DATA SHOWN.
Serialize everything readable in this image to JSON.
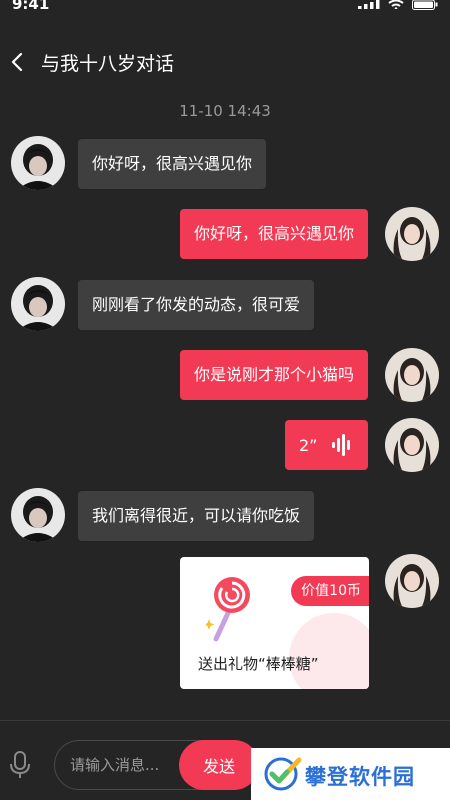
{
  "status_bar": {
    "time": "9:41",
    "icons": [
      "signal-icon",
      "wifi-icon",
      "battery-icon"
    ]
  },
  "header": {
    "back_icon": "chevron-left-icon",
    "title": "与我十八岁对话"
  },
  "chat": {
    "timestamp": "11-10  14:43",
    "messages": [
      {
        "side": "left",
        "type": "text",
        "text": "你好呀，很高兴遇见你"
      },
      {
        "side": "right",
        "type": "text",
        "text": "你好呀，很高兴遇见你"
      },
      {
        "side": "left",
        "type": "text",
        "text": "刚刚看了你发的动态，很可爱"
      },
      {
        "side": "right",
        "type": "text",
        "text": "你是说刚才那个小猫吗"
      },
      {
        "side": "right",
        "type": "voice",
        "duration": "2”"
      },
      {
        "side": "left",
        "type": "text",
        "text": "我们离得很近，可以请你吃饭"
      },
      {
        "side": "right",
        "type": "gift",
        "value_label": "价值10币",
        "text": "送出礼物“棒棒糖”"
      }
    ]
  },
  "input_bar": {
    "mic_icon": "microphone-icon",
    "placeholder": "请输入消息...",
    "send_label": "发送"
  },
  "watermark": {
    "text": "攀登软件园"
  },
  "colors": {
    "background": "#252525",
    "accent": "#f23a55",
    "bubble_received": "#3f3f3f",
    "timestamp": "#9a9a9a"
  }
}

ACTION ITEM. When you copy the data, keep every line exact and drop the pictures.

WRITTEN SOLUTION.
Serialize everything readable in this image to JSON.
{
  "status_bar": {
    "time": "9:41",
    "icons": [
      "signal-icon",
      "wifi-icon",
      "battery-icon"
    ]
  },
  "header": {
    "back_icon": "chevron-left-icon",
    "title": "与我十八岁对话"
  },
  "chat": {
    "timestamp": "11-10  14:43",
    "messages": [
      {
        "side": "left",
        "type": "text",
        "text": "你好呀，很高兴遇见你"
      },
      {
        "side": "right",
        "type": "text",
        "text": "你好呀，很高兴遇见你"
      },
      {
        "side": "left",
        "type": "text",
        "text": "刚刚看了你发的动态，很可爱"
      },
      {
        "side": "right",
        "type": "text",
        "text": "你是说刚才那个小猫吗"
      },
      {
        "side": "right",
        "type": "voice",
        "duration": "2”"
      },
      {
        "side": "left",
        "type": "text",
        "text": "我们离得很近，可以请你吃饭"
      },
      {
        "side": "right",
        "type": "gift",
        "value_label": "价值10币",
        "text": "送出礼物“棒棒糖”"
      }
    ]
  },
  "input_bar": {
    "mic_icon": "microphone-icon",
    "placeholder": "请输入消息...",
    "send_label": "发送"
  },
  "watermark": {
    "text": "攀登软件园"
  },
  "colors": {
    "background": "#252525",
    "accent": "#f23a55",
    "bubble_received": "#3f3f3f",
    "timestamp": "#9a9a9a"
  }
}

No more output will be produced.